__Activity__. Write every line below out again, exactly as given, but leave out the pictures.

****

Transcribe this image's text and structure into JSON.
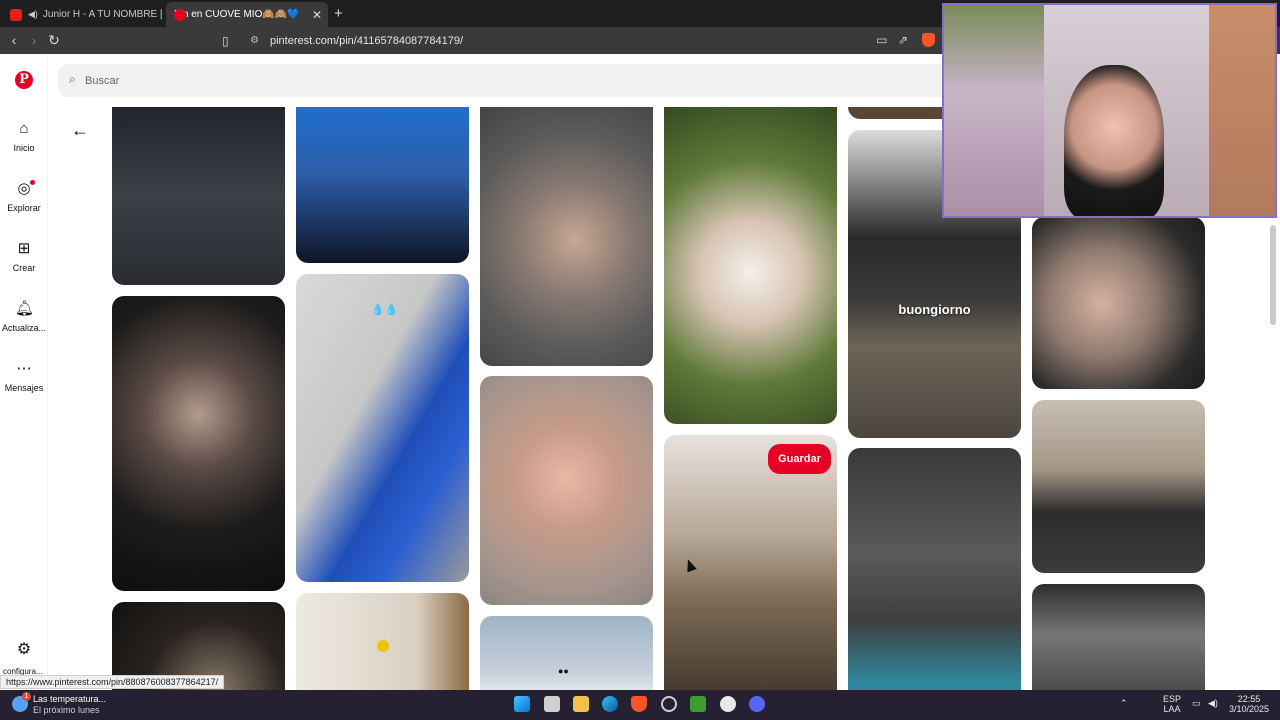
{
  "browser": {
    "tabs": [
      {
        "title": "Junior H - A TU NOMBRE [Officia",
        "kind": "youtube"
      },
      {
        "title": "Pin en CUOVE MIO🙈🙈💙",
        "kind": "pinterest",
        "active": true
      }
    ],
    "url": "pinterest.com/pin/411657840877841​79/",
    "new_tab": "+",
    "close_tab": "✕"
  },
  "rail": {
    "logo": "P",
    "items": [
      {
        "label": "Inicio",
        "icon": "home-icon",
        "glyph": "⌂"
      },
      {
        "label": "Explorar",
        "icon": "compass-icon",
        "glyph": "◎"
      },
      {
        "label": "Crear",
        "icon": "plus-square-icon",
        "glyph": "⊞"
      },
      {
        "label": "Actualiza...",
        "icon": "bell-icon",
        "glyph": "♫"
      },
      {
        "label": "Mensajes",
        "icon": "chat-bubble-icon",
        "glyph": "⋯"
      }
    ],
    "settings_label": "configura..."
  },
  "search": {
    "placeholder": "Buscar"
  },
  "feed": {
    "overlay_buongiorno": "buongiorno",
    "save_label": "Guardar",
    "drops": "💧💧"
  },
  "status_url": "https://www.pinterest.com/pin/880876008377864217/",
  "taskbar": {
    "weather_title": "Las temperatura...",
    "weather_sub": "El próximo lunes",
    "weather_badge": "1",
    "lang_top": "ESP",
    "lang_bottom": "LAA",
    "time": "22:55",
    "date": "3/10/2025"
  },
  "colors": {
    "brand": "#e60023",
    "chrome_dark": "#1f1f1f",
    "taskbar": "#262033"
  }
}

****

__Written reply__.
Transcribe this image's text and structure into JSON.
{
  "browser": {
    "tabs": [
      {
        "title": "Junior H - A TU NOMBRE [Officia",
        "kind": "youtube"
      },
      {
        "title": "Pin en CUOVE MIO🙈🙈💙",
        "kind": "pinterest",
        "active": true
      }
    ],
    "url": "pinterest.com/pin/411657840877841​79/",
    "new_tab": "+",
    "close_tab": "✕"
  },
  "rail": {
    "logo": "P",
    "items": [
      {
        "label": "Inicio",
        "icon": "home-icon",
        "glyph": "⌂"
      },
      {
        "label": "Explorar",
        "icon": "compass-icon",
        "glyph": "◎"
      },
      {
        "label": "Crear",
        "icon": "plus-square-icon",
        "glyph": "⊞"
      },
      {
        "label": "Actualiza...",
        "icon": "bell-icon",
        "glyph": "♫"
      },
      {
        "label": "Mensajes",
        "icon": "chat-bubble-icon",
        "glyph": "⋯"
      }
    ],
    "settings_label": "configura..."
  },
  "search": {
    "placeholder": "Buscar"
  },
  "feed": {
    "overlay_buongiorno": "buongiorno",
    "save_label": "Guardar",
    "drops": "💧💧"
  },
  "status_url": "https://www.pinterest.com/pin/880876008377864217/",
  "taskbar": {
    "weather_title": "Las temperatura...",
    "weather_sub": "El próximo lunes",
    "weather_badge": "1",
    "lang_top": "ESP",
    "lang_bottom": "LAA",
    "time": "22:55",
    "date": "3/10/2025"
  },
  "colors": {
    "brand": "#e60023",
    "chrome_dark": "#1f1f1f",
    "taskbar": "#262033"
  }
}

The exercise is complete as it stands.